- Visa – “would not apply interchange fees, through February, to donations made to a select group of major charities — the names of which were still being compiled — that are providing support to Haitian relief efforts. The company said it would also donate any revenue that was generated by charitable donations related to the Haiti crisis through next month.”
- Mastercard – “would wave interchange fees on relief donations made using United States-issued MasterCards to the American Red Cross, AmeriCares, Unicef, Save the Children and CARE U.S.A.” The article did not indicate a time frame for this.
- American Express – “through the end of February, it would rebate the transaction fees for charitable contributions made on its card directly to the nonprofit organizations listed on the Agency for International Development’s Web site in support of Haiti relief.”
- Discover – “said it was also waiving some fees but did not immediately offer details.”

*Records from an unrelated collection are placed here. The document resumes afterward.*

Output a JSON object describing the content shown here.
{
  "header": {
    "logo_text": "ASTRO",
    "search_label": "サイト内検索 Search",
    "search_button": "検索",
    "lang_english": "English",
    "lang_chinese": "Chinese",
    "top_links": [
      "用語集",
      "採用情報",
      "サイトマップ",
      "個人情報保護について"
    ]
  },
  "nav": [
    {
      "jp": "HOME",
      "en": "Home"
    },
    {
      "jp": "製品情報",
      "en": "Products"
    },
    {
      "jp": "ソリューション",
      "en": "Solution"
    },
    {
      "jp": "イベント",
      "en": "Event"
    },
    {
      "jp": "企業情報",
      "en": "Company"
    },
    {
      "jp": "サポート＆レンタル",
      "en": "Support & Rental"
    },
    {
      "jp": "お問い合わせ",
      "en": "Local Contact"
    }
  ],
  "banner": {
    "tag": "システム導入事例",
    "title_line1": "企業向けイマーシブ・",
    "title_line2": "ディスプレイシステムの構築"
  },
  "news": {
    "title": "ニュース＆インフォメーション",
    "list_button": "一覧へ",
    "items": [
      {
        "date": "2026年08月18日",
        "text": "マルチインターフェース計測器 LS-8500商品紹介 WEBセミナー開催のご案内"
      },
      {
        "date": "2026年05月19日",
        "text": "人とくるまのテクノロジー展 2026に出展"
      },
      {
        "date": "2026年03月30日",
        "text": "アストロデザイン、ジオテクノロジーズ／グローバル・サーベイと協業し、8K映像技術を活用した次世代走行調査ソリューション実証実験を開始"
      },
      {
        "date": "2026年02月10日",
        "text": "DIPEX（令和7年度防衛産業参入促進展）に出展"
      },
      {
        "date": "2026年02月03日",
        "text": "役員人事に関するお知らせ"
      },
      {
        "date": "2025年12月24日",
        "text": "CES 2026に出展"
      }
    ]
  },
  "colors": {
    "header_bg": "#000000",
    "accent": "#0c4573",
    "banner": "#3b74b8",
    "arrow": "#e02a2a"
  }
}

Wow. What commitment. If that doesn’t warm the cockles of your heart I don’t know what will. Apparently if you contribute to charity outside the bounds of these very narrowly defined exceptions they will still happily gobble up those transaction fee profits. Additionally they appear to be building in time limits on how long they are willing to do this, like a whopping month or two. I guess they figure they’ll do what looks good now in the moment when the public’s eye is focused on them and then go back to normal once this all blows over. It’s true the memory of the American people can be short.
Meanwhile, I’ve lost all “interest” in credit card companies. I already boycott them for financial reasons. Now I have extra incentive. Thanks, evil scum.